(Recorded data begins)

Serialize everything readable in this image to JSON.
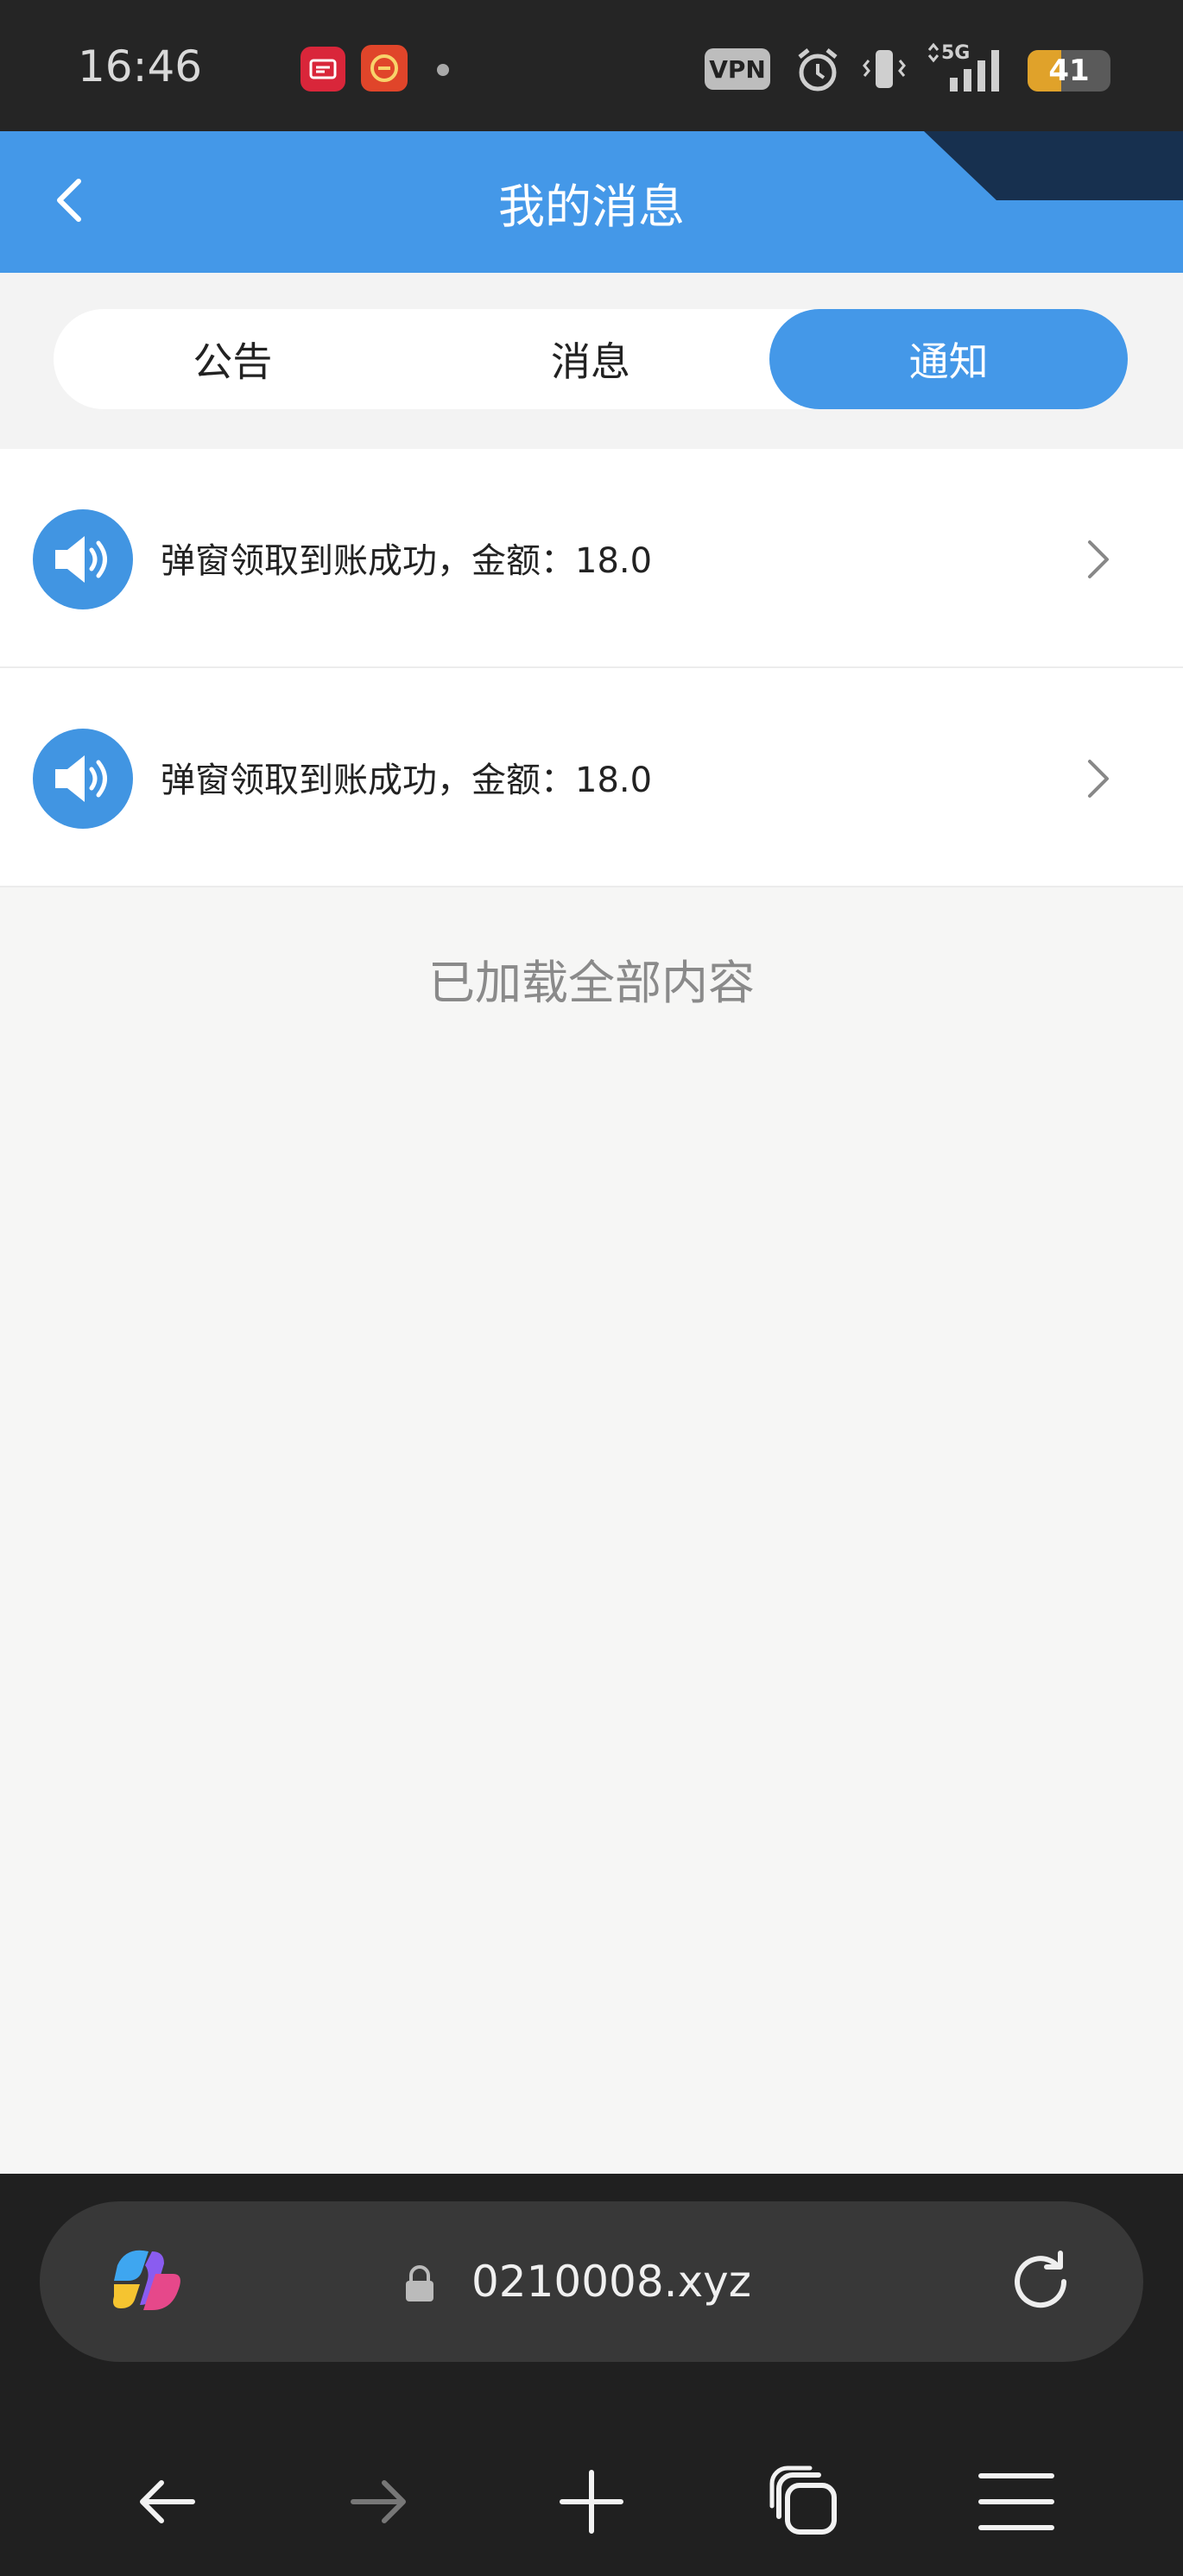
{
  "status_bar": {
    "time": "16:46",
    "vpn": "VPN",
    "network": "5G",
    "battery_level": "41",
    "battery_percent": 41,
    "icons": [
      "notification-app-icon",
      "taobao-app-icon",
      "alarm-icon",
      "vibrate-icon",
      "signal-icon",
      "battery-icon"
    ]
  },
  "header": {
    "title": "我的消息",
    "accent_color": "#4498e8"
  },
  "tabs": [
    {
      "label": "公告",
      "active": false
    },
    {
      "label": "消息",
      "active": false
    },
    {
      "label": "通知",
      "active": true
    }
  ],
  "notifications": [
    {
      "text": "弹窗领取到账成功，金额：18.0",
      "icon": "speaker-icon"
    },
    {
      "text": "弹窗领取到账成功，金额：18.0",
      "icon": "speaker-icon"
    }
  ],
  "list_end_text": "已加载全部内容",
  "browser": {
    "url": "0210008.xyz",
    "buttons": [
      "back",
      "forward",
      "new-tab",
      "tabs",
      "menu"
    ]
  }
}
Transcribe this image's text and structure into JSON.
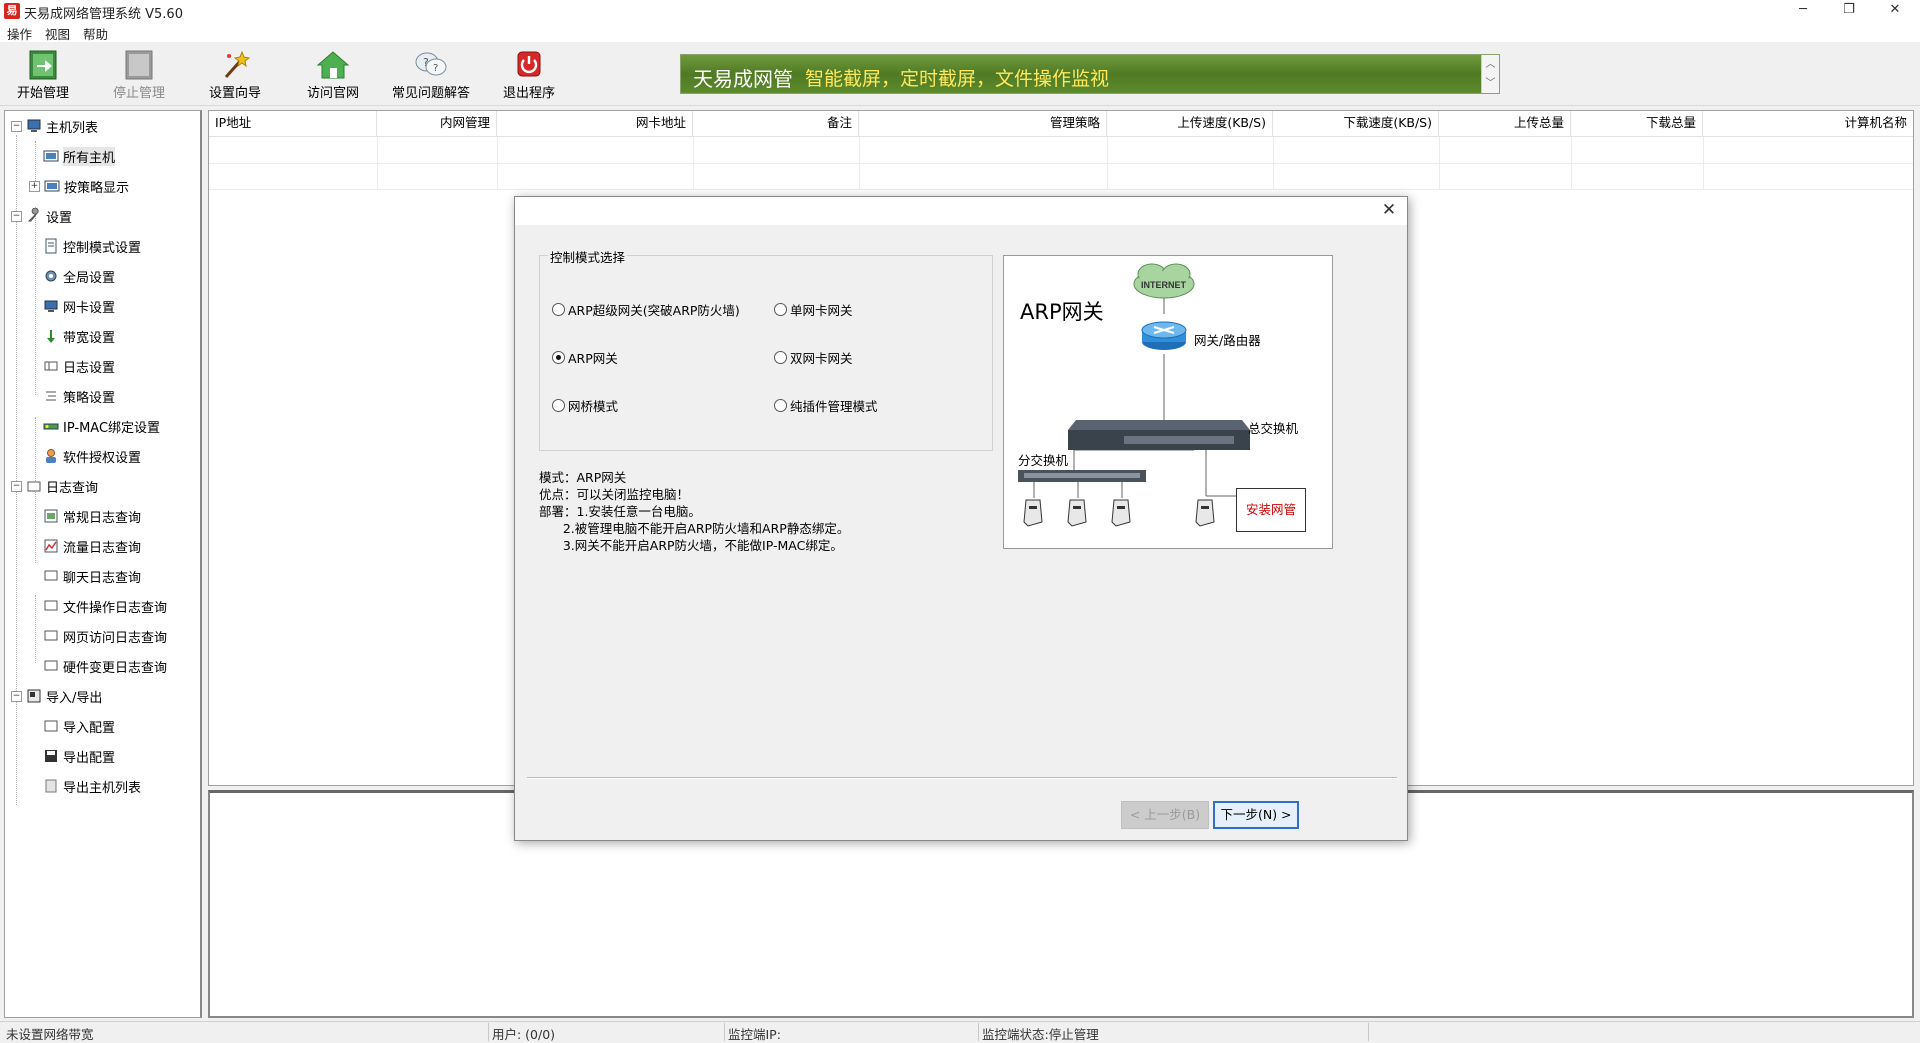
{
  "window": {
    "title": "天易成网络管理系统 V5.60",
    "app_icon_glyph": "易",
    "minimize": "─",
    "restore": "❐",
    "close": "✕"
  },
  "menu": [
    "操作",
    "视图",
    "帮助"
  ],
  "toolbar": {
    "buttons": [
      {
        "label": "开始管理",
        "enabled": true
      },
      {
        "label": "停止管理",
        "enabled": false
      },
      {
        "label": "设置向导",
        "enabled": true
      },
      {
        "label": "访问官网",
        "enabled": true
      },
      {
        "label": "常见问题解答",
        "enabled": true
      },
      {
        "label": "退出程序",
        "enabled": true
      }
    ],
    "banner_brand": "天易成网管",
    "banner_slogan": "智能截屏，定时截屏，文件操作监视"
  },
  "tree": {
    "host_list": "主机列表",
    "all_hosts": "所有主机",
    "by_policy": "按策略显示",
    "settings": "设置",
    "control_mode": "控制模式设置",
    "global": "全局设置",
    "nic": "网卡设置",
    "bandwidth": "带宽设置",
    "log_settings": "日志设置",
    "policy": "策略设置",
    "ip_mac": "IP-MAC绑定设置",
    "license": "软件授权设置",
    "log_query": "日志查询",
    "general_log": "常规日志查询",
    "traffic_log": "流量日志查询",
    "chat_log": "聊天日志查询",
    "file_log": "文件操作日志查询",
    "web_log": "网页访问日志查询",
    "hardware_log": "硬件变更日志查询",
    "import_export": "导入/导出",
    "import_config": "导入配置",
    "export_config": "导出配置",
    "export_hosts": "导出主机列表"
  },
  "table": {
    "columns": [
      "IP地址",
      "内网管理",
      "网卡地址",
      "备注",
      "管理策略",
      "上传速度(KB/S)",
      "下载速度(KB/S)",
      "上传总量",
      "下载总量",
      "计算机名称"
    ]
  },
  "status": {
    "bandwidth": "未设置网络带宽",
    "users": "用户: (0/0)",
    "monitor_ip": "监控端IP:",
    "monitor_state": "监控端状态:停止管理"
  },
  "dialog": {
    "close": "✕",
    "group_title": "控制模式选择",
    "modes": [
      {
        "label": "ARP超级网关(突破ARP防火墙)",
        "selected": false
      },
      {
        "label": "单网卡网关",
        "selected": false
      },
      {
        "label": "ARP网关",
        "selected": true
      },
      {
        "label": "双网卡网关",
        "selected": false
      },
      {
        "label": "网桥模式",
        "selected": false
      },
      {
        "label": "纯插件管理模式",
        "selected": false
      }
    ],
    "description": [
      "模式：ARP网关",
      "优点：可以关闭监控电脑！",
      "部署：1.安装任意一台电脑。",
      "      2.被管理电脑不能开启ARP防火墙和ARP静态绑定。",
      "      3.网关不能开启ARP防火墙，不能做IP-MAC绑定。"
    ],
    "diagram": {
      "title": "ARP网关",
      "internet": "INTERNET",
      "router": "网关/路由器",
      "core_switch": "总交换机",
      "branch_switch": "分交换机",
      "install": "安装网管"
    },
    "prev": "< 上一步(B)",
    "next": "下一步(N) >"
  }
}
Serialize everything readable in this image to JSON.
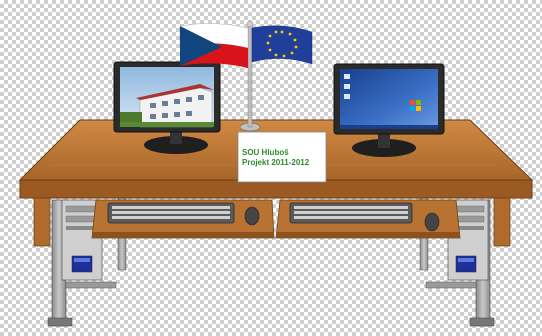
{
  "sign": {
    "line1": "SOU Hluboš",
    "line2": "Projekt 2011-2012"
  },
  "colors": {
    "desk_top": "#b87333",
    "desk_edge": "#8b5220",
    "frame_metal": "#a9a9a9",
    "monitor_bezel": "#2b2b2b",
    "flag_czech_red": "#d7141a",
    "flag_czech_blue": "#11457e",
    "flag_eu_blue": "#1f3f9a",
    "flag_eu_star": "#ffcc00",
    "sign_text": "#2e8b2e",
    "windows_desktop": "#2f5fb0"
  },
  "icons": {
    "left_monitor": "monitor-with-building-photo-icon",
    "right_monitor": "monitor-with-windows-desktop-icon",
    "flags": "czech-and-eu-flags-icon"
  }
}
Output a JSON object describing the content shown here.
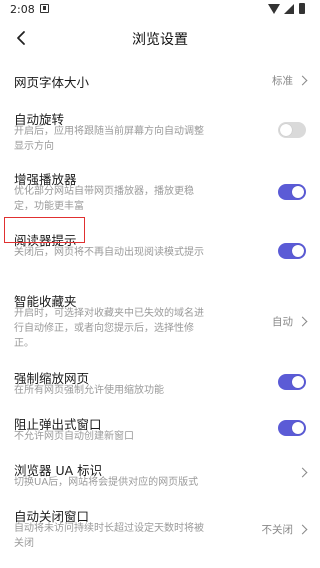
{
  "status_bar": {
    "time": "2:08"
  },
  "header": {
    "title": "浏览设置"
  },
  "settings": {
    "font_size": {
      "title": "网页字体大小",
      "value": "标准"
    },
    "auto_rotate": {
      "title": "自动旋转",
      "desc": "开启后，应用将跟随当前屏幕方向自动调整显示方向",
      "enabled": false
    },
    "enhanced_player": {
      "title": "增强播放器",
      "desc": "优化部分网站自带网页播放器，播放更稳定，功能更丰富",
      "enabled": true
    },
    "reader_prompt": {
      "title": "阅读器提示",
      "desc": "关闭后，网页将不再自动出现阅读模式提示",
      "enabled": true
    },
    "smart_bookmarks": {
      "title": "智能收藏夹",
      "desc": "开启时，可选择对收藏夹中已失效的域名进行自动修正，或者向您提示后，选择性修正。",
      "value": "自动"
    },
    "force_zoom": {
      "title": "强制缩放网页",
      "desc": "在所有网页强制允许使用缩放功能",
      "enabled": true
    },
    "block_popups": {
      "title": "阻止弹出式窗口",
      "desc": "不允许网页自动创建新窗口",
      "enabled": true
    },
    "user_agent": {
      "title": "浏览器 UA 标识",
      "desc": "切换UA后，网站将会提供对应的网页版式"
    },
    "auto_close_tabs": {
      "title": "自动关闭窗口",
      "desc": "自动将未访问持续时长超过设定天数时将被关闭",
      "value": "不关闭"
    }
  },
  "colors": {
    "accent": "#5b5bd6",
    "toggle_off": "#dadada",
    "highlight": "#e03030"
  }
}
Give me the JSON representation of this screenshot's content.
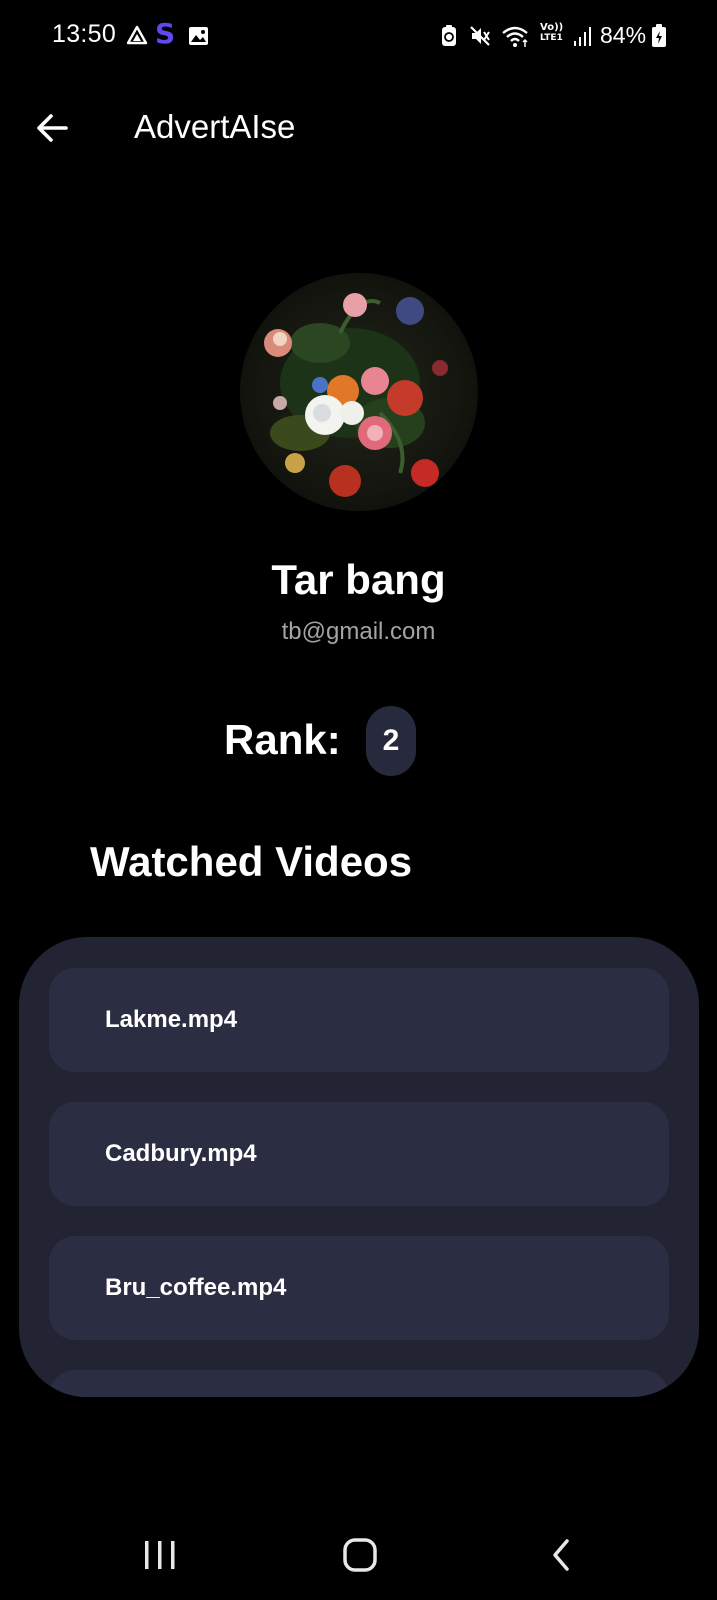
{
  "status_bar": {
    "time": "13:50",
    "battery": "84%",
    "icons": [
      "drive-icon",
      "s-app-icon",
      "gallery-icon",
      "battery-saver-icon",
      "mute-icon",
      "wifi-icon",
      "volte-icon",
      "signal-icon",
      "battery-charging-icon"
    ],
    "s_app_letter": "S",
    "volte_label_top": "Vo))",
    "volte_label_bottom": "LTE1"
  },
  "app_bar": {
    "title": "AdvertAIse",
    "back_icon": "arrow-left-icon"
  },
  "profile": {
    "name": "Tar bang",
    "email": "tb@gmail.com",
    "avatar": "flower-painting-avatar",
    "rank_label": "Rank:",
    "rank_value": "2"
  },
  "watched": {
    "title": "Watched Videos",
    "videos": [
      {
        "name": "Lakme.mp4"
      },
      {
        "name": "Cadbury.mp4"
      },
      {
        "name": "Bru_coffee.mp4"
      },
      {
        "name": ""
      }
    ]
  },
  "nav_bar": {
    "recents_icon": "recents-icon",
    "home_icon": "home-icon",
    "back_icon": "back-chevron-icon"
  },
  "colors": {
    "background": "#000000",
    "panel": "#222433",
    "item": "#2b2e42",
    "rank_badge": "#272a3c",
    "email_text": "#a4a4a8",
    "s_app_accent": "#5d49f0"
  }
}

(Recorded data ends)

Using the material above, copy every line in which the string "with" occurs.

    "left_monitor": "monitor-with-building-photo-icon",
    "right_monitor": "monitor-with-windows-desktop-icon",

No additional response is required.